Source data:

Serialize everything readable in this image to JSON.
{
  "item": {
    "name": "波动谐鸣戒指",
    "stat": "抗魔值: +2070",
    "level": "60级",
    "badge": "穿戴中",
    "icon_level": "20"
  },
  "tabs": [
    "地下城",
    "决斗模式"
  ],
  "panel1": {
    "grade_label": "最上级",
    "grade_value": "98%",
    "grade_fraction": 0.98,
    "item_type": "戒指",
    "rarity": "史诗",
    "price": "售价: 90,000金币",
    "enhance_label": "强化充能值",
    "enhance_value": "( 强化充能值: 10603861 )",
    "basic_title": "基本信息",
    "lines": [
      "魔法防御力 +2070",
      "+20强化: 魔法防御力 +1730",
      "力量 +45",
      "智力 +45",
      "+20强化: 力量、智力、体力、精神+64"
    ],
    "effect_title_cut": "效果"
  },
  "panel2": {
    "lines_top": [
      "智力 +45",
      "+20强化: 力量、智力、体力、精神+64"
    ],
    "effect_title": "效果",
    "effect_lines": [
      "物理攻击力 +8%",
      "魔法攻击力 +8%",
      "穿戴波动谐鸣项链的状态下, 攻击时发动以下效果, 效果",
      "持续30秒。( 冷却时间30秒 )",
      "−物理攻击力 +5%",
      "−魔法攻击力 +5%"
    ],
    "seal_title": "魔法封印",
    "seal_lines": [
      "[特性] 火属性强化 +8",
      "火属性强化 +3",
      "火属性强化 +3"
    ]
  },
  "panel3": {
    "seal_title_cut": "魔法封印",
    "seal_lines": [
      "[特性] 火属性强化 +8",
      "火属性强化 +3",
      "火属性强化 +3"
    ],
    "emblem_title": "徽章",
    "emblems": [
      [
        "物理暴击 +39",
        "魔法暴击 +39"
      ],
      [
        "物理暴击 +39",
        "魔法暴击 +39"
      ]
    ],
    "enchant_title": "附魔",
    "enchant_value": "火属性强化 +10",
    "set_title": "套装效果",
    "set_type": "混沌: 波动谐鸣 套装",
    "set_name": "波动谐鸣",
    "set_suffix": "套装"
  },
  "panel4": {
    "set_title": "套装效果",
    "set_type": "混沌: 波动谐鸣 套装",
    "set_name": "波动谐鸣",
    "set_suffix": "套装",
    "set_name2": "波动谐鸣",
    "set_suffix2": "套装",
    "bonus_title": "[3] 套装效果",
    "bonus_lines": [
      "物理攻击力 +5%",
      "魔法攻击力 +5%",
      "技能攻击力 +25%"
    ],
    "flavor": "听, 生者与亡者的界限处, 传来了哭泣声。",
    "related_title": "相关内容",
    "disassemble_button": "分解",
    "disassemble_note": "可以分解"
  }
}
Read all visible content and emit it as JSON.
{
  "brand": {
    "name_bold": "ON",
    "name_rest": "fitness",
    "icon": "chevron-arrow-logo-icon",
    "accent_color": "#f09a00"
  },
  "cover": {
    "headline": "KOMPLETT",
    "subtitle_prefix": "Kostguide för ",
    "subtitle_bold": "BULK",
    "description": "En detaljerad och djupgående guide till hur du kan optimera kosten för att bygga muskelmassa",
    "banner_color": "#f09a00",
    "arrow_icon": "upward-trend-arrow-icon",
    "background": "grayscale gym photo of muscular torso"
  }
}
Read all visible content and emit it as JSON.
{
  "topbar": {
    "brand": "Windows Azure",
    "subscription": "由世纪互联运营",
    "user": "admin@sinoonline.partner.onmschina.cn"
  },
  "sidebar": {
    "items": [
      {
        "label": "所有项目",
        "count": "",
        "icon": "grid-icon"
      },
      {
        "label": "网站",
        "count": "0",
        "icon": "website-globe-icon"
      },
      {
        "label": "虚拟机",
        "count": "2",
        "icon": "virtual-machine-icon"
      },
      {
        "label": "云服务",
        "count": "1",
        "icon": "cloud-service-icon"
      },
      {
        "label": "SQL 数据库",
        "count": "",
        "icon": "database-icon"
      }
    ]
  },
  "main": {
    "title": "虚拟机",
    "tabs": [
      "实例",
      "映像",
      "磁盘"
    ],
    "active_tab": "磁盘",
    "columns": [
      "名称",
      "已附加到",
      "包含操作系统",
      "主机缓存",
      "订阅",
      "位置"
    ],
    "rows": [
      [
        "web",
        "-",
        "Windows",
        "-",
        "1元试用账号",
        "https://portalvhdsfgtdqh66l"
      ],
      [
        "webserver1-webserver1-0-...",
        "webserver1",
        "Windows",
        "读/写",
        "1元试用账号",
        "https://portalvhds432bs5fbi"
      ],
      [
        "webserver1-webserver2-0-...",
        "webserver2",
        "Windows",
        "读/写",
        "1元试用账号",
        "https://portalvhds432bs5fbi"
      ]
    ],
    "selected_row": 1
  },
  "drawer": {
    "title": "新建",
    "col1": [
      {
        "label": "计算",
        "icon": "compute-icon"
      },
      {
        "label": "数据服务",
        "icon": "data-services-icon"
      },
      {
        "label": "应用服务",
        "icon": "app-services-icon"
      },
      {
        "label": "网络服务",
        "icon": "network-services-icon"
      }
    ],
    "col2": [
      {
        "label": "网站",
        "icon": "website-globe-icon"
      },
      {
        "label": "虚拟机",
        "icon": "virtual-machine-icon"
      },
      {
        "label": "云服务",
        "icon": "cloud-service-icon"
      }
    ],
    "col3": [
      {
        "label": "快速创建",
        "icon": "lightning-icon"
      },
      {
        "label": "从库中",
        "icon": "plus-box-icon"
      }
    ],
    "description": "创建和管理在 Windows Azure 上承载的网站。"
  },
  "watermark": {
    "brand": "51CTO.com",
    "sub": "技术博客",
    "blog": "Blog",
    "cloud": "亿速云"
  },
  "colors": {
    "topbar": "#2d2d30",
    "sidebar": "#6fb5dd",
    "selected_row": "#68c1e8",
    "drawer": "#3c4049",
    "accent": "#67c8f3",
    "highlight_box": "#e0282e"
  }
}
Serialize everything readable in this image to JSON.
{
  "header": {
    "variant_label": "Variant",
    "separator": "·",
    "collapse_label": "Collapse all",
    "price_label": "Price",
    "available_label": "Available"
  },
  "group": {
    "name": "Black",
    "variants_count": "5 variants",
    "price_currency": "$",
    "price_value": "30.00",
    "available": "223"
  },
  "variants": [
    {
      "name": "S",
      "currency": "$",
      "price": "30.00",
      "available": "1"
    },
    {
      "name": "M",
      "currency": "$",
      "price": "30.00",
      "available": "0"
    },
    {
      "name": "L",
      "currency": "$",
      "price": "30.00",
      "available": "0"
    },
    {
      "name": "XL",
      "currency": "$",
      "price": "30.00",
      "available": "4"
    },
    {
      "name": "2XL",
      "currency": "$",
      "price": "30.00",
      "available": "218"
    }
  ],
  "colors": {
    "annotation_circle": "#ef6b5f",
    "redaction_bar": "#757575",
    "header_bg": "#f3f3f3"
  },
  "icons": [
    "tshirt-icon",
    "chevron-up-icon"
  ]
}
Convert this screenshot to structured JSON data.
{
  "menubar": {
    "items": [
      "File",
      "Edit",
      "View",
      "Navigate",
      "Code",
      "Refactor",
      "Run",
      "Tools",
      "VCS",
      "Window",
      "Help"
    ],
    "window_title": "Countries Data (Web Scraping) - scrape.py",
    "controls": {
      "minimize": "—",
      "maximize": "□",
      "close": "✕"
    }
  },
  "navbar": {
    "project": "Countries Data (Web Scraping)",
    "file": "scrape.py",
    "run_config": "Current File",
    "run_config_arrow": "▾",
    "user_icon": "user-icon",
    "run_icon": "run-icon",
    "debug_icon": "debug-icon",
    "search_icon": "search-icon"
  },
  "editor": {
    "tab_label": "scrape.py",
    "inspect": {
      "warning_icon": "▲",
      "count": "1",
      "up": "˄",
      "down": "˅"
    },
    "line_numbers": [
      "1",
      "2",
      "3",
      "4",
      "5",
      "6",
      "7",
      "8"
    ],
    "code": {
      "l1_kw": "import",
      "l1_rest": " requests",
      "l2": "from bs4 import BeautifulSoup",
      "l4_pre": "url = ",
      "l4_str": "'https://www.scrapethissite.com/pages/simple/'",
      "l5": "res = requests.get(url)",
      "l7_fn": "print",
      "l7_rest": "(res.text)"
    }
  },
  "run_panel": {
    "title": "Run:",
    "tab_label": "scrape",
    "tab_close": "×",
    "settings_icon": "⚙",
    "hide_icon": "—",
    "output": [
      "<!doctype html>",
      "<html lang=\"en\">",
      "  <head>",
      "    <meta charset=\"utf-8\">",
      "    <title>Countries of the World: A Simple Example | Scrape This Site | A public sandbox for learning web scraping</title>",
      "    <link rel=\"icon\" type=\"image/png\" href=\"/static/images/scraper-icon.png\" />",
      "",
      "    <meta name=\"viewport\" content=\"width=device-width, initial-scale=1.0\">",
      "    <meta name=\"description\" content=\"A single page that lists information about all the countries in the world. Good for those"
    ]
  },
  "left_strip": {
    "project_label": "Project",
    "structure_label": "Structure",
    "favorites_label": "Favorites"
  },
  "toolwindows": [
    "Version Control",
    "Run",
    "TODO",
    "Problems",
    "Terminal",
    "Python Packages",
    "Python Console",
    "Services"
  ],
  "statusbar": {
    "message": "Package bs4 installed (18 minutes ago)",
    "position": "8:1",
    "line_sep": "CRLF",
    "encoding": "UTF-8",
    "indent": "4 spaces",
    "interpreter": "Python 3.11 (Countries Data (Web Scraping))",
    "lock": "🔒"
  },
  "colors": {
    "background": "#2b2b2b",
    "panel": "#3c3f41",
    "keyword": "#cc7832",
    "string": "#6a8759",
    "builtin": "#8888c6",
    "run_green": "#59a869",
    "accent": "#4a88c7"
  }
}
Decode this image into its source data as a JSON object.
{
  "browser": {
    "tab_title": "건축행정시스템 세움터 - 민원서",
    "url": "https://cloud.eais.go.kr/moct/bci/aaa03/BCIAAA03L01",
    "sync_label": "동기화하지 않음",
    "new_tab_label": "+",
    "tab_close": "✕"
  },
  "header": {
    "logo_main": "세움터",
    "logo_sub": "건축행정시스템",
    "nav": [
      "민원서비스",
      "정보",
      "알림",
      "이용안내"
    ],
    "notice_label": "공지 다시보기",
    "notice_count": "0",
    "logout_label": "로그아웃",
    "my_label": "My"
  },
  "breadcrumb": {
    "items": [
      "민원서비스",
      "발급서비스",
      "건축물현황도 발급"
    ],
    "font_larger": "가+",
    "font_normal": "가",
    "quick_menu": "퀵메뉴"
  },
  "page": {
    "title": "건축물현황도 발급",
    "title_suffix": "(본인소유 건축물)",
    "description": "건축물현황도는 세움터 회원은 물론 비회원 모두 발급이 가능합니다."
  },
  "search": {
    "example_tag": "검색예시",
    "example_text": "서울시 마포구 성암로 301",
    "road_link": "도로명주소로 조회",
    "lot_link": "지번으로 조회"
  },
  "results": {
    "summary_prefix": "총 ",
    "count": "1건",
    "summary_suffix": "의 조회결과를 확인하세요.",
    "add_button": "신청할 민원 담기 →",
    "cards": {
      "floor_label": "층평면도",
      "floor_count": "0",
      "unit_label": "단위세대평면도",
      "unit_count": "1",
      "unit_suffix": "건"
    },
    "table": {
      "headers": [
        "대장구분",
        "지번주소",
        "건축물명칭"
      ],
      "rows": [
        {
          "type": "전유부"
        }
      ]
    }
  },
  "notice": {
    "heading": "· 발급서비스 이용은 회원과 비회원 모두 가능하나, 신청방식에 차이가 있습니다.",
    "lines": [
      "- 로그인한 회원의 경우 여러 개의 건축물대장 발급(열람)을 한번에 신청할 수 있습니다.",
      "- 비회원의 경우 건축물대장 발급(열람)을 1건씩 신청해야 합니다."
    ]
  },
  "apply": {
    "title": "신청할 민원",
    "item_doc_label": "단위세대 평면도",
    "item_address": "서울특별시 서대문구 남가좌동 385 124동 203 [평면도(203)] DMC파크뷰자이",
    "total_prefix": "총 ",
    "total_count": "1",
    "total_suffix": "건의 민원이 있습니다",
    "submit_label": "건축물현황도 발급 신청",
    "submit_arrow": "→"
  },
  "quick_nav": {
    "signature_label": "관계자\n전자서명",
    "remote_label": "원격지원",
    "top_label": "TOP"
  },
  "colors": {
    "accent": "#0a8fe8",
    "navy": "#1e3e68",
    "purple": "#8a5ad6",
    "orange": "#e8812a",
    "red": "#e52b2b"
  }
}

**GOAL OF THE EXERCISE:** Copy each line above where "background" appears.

**ANSWER SECTION:**
    "background": "grayscale gym photo of muscular torso"
    "background": "#2b2b2b",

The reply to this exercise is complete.